Renewable Energy and the Public: From NIMBY to Participation (Routledge. 2010). He pointed to reports in today's media on protests about development. He discussed "place attachment" emotional bonds to to particular locations. The slides from a previous presentation by Professor Devine-Wrightare available. He also has a company Placewise Ltd.
Policies to reduce carbon emissions in the UK are leading to fundamental changes to electricity generation and transmission infrastructures, as an ageing national grid is updated to cater for new and intermittent forms of power generation from offshore wind farms to solar arrays. This in turn raises complex and serious challenges in terms of public engagement and acceptance of large-scale technology projects – issues often framed as ‘NIMBYism’ (Not in my back yard). Following a critique of the NIMBY concept both as a means of describing and explaining resistance, the relevance of the concept of place attachment is discussed, with reference to recent scholarship in Environmental Psychology and Human Geography. These disciplines refer to the intensity and type of the attachment bond, and the ways it can be implicated in local strategies to resist globalisation. This paper draws on findings from several empirical studies capturing the role of place attachments in influencing public responses to proposals for new energy infrastructures, encompassing tidal energy, offshore wind and high voltage powerline projects. These studies highlight the diverse ways that attachments to place can influence both acceptance of and resistance to new technology proposals. The presentation will conclude by making recommendations for future research and highlighting implications for policy and practice.

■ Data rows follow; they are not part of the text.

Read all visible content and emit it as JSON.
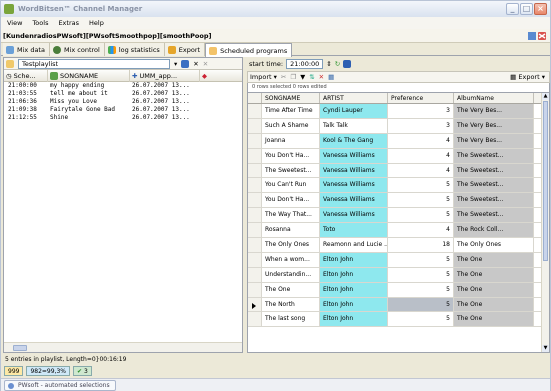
{
  "window": {
    "title": "WordBitsen™ Channel Manager",
    "buttons": [
      "_",
      "□",
      "×"
    ]
  },
  "menu": [
    "View",
    "Tools",
    "Extras",
    "Help"
  ],
  "path": "[KundenradiosPWsoft][PWsoftSmoothpop][smoothPoop]",
  "tabs": [
    {
      "label": "Mix data"
    },
    {
      "label": "Mix control"
    },
    {
      "label": "log statistics"
    },
    {
      "label": "Export"
    },
    {
      "label": "Scheduled programs"
    }
  ],
  "left": {
    "playlist_label": "Testplaylist",
    "headers": [
      "Sche...",
      "SONGNAME",
      "UMM_app..."
    ],
    "rows": [
      {
        "time": "21:00:00",
        "song": "my happy ending",
        "date": "26.07.2007 13..."
      },
      {
        "time": "21:03:55",
        "song": "tell me about it",
        "date": "26.07.2007 13..."
      },
      {
        "time": "21:06:36",
        "song": "Miss you Love",
        "date": "26.07.2007 13..."
      },
      {
        "time": "21:09:38",
        "song": "Fairytale Gone Bad",
        "date": "26.07.2007 13..."
      },
      {
        "time": "21:12:55",
        "song": "Shine",
        "date": "26.07.2007 13..."
      }
    ]
  },
  "right": {
    "start_label": "start time:",
    "start_time": "21:00:00",
    "import_label": "Import",
    "export_label": "Export",
    "selection_info": "0 rows selected  0 rows edited",
    "headers": [
      "SONGNAME",
      "ARTIST",
      "Preference",
      "AlbumName"
    ],
    "rows": [
      {
        "song": "Time After Time",
        "artist": "Cyndi Lauper",
        "pref": "3",
        "album": "The Very Bes..."
      },
      {
        "song": "Such A Shame",
        "artist": "Talk Talk",
        "pref": "3",
        "album": "The Very Bes..."
      },
      {
        "song": "Joanna",
        "artist": "Kool & The Gang",
        "pref": "4",
        "album": "The Very Bes..."
      },
      {
        "song": "You Don't Ha...",
        "artist": "Vanessa Williams",
        "pref": "4",
        "album": "The Sweetest..."
      },
      {
        "song": "The Sweetest...",
        "artist": "Vanessa Williams",
        "pref": "4",
        "album": "The Sweetest..."
      },
      {
        "song": "You Can't Run",
        "artist": "Vanessa Williams",
        "pref": "5",
        "album": "The Sweetest..."
      },
      {
        "song": "You Don't Ha...",
        "artist": "Vanessa Williams",
        "pref": "5",
        "album": "The Sweetest..."
      },
      {
        "song": "The Way That...",
        "artist": "Vanessa Williams",
        "pref": "5",
        "album": "The Sweetest..."
      },
      {
        "song": "Rosanna",
        "artist": "Toto",
        "pref": "4",
        "album": "The Rock Coll..."
      },
      {
        "song": "The Only Ones",
        "artist": "Reamonn and Lucie ...",
        "pref": "18",
        "album": "The Only Ones"
      },
      {
        "song": "When a wom...",
        "artist": "Elton John",
        "pref": "5",
        "album": "The One"
      },
      {
        "song": "Understandin...",
        "artist": "Elton John",
        "pref": "5",
        "album": "The One"
      },
      {
        "song": "The One",
        "artist": "Elton John",
        "pref": "5",
        "album": "The One"
      },
      {
        "song": "The North",
        "artist": "Elton John",
        "pref": "5",
        "album": "The One"
      },
      {
        "song": "The last song",
        "artist": "Elton John",
        "pref": "5",
        "album": "The One"
      }
    ]
  },
  "status": {
    "entries": "5 entries in playlist, Length=0}00:16:19",
    "count": "999",
    "percent": "982=99,3%",
    "ok": "3"
  },
  "taskbar": {
    "task": "PWsoft - automated selections"
  },
  "colors": {
    "artist_highlight": "#8ee8ee",
    "album_highlight": "#c8c8c8",
    "selected_pref": "#b9bfc8"
  }
}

About the speaker: Professor Devine-Wright is an environmental social scientist who draws from disciplines the Human Geography and Environmental Psychology disciplines. He has held posts at the University of Manchester‘s School of Environment and Development (Senior Lecturer, then Reader) and De Montfort University’s Institute of Energy and Sustainable Development (Research Fellow, then Senior Research Fellow) before joining the University of Exeter to take up a Chair in Human Geography in 2009.